▸ Data supplied:

*** Block opens ***

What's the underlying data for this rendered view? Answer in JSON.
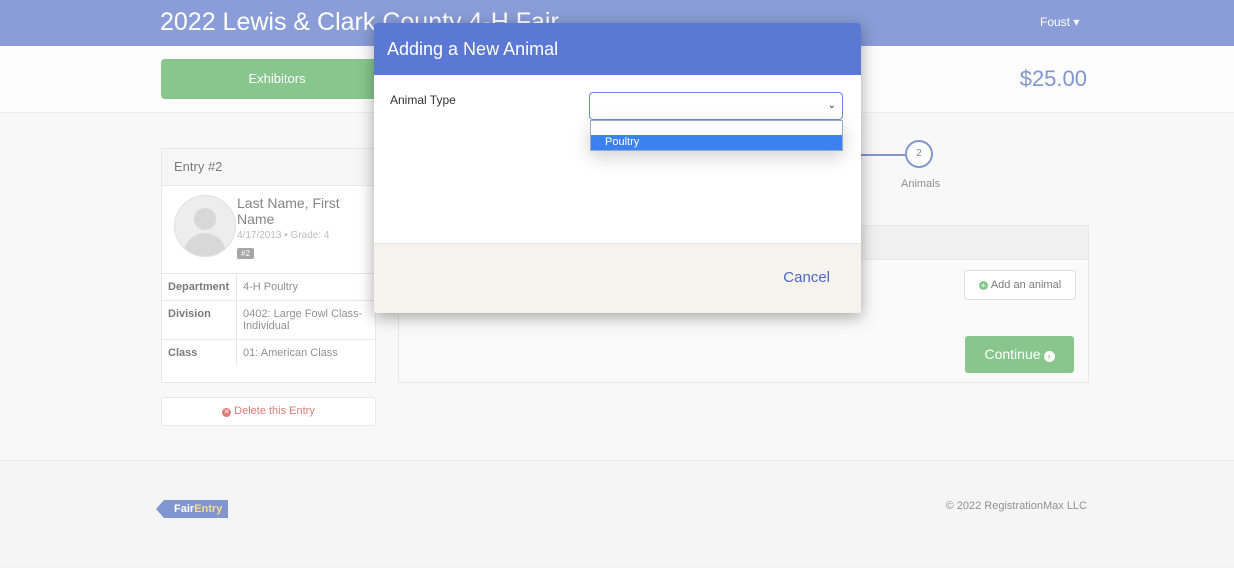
{
  "header": {
    "fair_title": "2022 Lewis & Clark County 4-H Fair",
    "user_menu": "Foust ▾"
  },
  "toolbar": {
    "exhibitors_button": "Exhibitors",
    "total": "$25.00"
  },
  "entry": {
    "title": "Entry #2",
    "exhibitor_name": "Last Name, First Name",
    "dob_grade": "4/17/2013 • Grade: 4",
    "badge": "#2",
    "rows": [
      {
        "label": "Department",
        "value": "4-H Poultry"
      },
      {
        "label": "Division",
        "value": "0402: Large Fowl Class-Individual"
      },
      {
        "label": "Class",
        "value": "01: American Class"
      }
    ],
    "delete_button": "Delete this Entry"
  },
  "steps": {
    "current_number": "2",
    "current_label": "Animals"
  },
  "animals": {
    "add_button": "Add an animal",
    "continue_button": "Continue"
  },
  "footer": {
    "logo_part1": "Fair",
    "logo_part2": "Entry",
    "copyright": "© 2022 RegistrationMax LLC"
  },
  "modal": {
    "title": "Adding a New Animal",
    "field_label": "Animal Type",
    "select_value": "",
    "options": [
      "",
      "Poultry"
    ],
    "highlighted_option": "Poultry",
    "cancel_link": "Cancel"
  },
  "colors": {
    "brand_blue": "#4c69c4",
    "modal_header": "#5a78d4",
    "success_green": "#49a852",
    "option_highlight": "#3b82f0"
  }
}
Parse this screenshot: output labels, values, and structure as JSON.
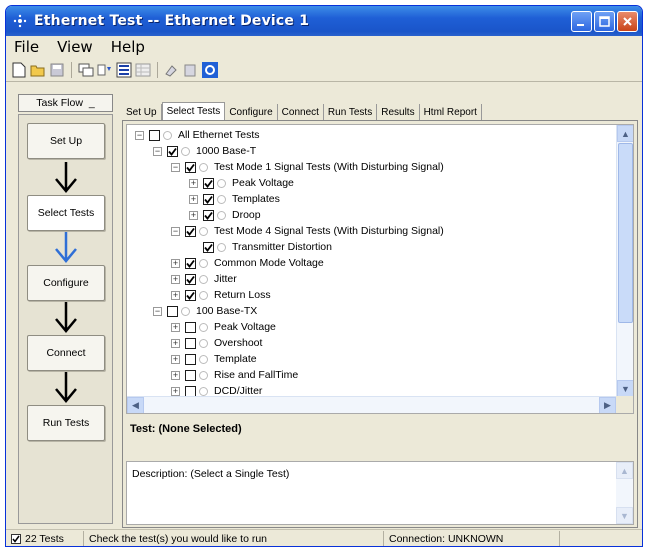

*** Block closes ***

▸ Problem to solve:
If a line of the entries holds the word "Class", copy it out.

▸ Completed task:
        "value": "0402: Large Fowl Class-Individual"
        "label": "Class",
        "value": "01: American Class"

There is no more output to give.